▸ EXERCISE
Reproduce every line of the material, exactly as given.
--- DATASET RECORDS ---
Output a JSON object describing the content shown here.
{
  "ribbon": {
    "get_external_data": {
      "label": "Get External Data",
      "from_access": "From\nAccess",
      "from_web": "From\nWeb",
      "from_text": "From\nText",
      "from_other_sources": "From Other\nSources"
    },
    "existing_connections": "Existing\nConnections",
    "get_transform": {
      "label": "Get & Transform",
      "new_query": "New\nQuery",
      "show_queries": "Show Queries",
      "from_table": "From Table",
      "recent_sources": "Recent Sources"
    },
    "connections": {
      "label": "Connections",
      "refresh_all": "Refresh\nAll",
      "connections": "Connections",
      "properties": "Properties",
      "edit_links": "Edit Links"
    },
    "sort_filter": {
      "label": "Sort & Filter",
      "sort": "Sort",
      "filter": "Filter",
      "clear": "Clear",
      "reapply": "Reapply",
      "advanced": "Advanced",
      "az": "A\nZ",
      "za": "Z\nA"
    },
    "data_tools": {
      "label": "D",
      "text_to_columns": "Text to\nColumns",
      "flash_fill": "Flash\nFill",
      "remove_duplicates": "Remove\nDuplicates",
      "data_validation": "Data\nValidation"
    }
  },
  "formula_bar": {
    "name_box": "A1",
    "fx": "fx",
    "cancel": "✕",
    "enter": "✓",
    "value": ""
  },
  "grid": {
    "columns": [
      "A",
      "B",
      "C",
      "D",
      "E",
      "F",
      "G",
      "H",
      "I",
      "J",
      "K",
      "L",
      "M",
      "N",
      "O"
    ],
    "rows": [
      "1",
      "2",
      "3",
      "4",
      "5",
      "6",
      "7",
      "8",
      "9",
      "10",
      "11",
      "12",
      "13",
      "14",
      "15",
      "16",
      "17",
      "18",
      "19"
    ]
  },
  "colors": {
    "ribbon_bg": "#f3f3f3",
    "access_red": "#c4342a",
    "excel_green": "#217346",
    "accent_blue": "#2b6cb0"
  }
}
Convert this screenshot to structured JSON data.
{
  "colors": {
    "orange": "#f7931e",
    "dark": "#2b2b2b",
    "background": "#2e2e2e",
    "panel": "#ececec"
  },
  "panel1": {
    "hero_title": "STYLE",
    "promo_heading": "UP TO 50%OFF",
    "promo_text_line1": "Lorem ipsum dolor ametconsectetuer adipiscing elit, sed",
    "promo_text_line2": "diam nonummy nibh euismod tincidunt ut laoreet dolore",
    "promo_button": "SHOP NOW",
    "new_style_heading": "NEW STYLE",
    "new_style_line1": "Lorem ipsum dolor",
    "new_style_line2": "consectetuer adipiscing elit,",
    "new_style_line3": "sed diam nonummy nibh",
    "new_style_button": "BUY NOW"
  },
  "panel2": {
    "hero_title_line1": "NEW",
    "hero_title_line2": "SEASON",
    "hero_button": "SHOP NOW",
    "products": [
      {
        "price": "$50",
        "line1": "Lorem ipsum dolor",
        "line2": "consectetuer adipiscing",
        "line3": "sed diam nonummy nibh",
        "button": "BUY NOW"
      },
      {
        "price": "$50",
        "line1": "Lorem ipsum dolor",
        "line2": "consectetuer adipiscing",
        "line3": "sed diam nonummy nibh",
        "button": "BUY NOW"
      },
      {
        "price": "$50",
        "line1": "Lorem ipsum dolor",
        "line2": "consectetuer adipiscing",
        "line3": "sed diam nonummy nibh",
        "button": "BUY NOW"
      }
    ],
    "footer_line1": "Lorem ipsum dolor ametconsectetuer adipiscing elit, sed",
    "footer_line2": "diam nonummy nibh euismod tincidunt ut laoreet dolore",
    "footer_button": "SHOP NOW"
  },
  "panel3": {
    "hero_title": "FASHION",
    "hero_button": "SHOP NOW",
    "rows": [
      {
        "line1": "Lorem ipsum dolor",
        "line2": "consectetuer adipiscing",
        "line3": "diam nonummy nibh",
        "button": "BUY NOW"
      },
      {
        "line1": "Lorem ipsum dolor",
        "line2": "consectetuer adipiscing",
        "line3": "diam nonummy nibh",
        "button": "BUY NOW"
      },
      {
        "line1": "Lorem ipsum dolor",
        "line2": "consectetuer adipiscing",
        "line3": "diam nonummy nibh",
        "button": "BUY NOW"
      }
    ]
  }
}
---
▸ ANSWER SPACE
Output a JSON object describing the content shown here.
{
  "ribbon": {
    "get_external_data": {
      "label": "Get External Data",
      "from_access": "From\nAccess",
      "from_web": "From\nWeb",
      "from_text": "From\nText",
      "from_other_sources": "From Other\nSources"
    },
    "existing_connections": "Existing\nConnections",
    "get_transform": {
      "label": "Get & Transform",
      "new_query": "New\nQuery",
      "show_queries": "Show Queries",
      "from_table": "From Table",
      "recent_sources": "Recent Sources"
    },
    "connections": {
      "label": "Connections",
      "refresh_all": "Refresh\nAll",
      "connections": "Connections",
      "properties": "Properties",
      "edit_links": "Edit Links"
    },
    "sort_filter": {
      "label": "Sort & Filter",
      "sort": "Sort",
      "filter": "Filter",
      "clear": "Clear",
      "reapply": "Reapply",
      "advanced": "Advanced",
      "az": "A\nZ",
      "za": "Z\nA"
    },
    "data_tools": {
      "label": "D",
      "text_to_columns": "Text to\nColumns",
      "flash_fill": "Flash\nFill",
      "remove_duplicates": "Remove\nDuplicates",
      "data_validation": "Data\nValidation"
    }
  },
  "formula_bar": {
    "name_box": "A1",
    "fx": "fx",
    "cancel": "✕",
    "enter": "✓",
    "value": ""
  },
  "grid": {
    "columns": [
      "A",
      "B",
      "C",
      "D",
      "E",
      "F",
      "G",
      "H",
      "I",
      "J",
      "K",
      "L",
      "M",
      "N",
      "O"
    ],
    "rows": [
      "1",
      "2",
      "3",
      "4",
      "5",
      "6",
      "7",
      "8",
      "9",
      "10",
      "11",
      "12",
      "13",
      "14",
      "15",
      "16",
      "17",
      "18",
      "19"
    ]
  },
  "colors": {
    "ribbon_bg": "#f3f3f3",
    "access_red": "#c4342a",
    "excel_green": "#217346",
    "accent_blue": "#2b6cb0"
  }
}
Convert this screenshot to structured JSON data.
{
  "colors": {
    "orange": "#f7931e",
    "dark": "#2b2b2b",
    "background": "#2e2e2e",
    "panel": "#ececec"
  },
  "panel1": {
    "hero_title": "STYLE",
    "promo_heading": "UP TO 50%OFF",
    "promo_text_line1": "Lorem ipsum dolor ametconsectetuer adipiscing elit, sed",
    "promo_text_line2": "diam nonummy nibh euismod tincidunt ut laoreet dolore",
    "promo_button": "SHOP NOW",
    "new_style_heading": "NEW STYLE",
    "new_style_line1": "Lorem ipsum dolor",
    "new_style_line2": "consectetuer adipiscing elit,",
    "new_style_line3": "sed diam nonummy nibh",
    "new_style_button": "BUY NOW"
  },
  "panel2": {
    "hero_title_line1": "NEW",
    "hero_title_line2": "SEASON",
    "hero_button": "SHOP NOW",
    "products": [
      {
        "price": "$50",
        "line1": "Lorem ipsum dolor",
        "line2": "consectetuer adipiscing",
        "line3": "sed diam nonummy nibh",
        "button": "BUY NOW"
      },
      {
        "price": "$50",
        "line1": "Lorem ipsum dolor",
        "line2": "consectetuer adipiscing",
        "line3": "sed diam nonummy nibh",
        "button": "BUY NOW"
      },
      {
        "price": "$50",
        "line1": "Lorem ipsum dolor",
        "line2": "consectetuer adipiscing",
        "line3": "sed diam nonummy nibh",
        "button": "BUY NOW"
      }
    ],
    "footer_line1": "Lorem ipsum dolor ametconsectetuer adipiscing elit, sed",
    "footer_line2": "diam nonummy nibh euismod tincidunt ut laoreet dolore",
    "footer_button": "SHOP NOW"
  },
  "panel3": {
    "hero_title": "FASHION",
    "hero_button": "SHOP NOW",
    "rows": [
      {
        "line1": "Lorem ipsum dolor",
        "line2": "consectetuer adipiscing",
        "line3": "diam nonummy nibh",
        "button": "BUY NOW"
      },
      {
        "line1": "Lorem ipsum dolor",
        "line2": "consectetuer adipiscing",
        "line3": "diam nonummy nibh",
        "button": "BUY NOW"
      },
      {
        "line1": "Lorem ipsum dolor",
        "line2": "consectetuer adipiscing",
        "line3": "diam nonummy nibh",
        "button": "BUY NOW"
      }
    ]
  }
}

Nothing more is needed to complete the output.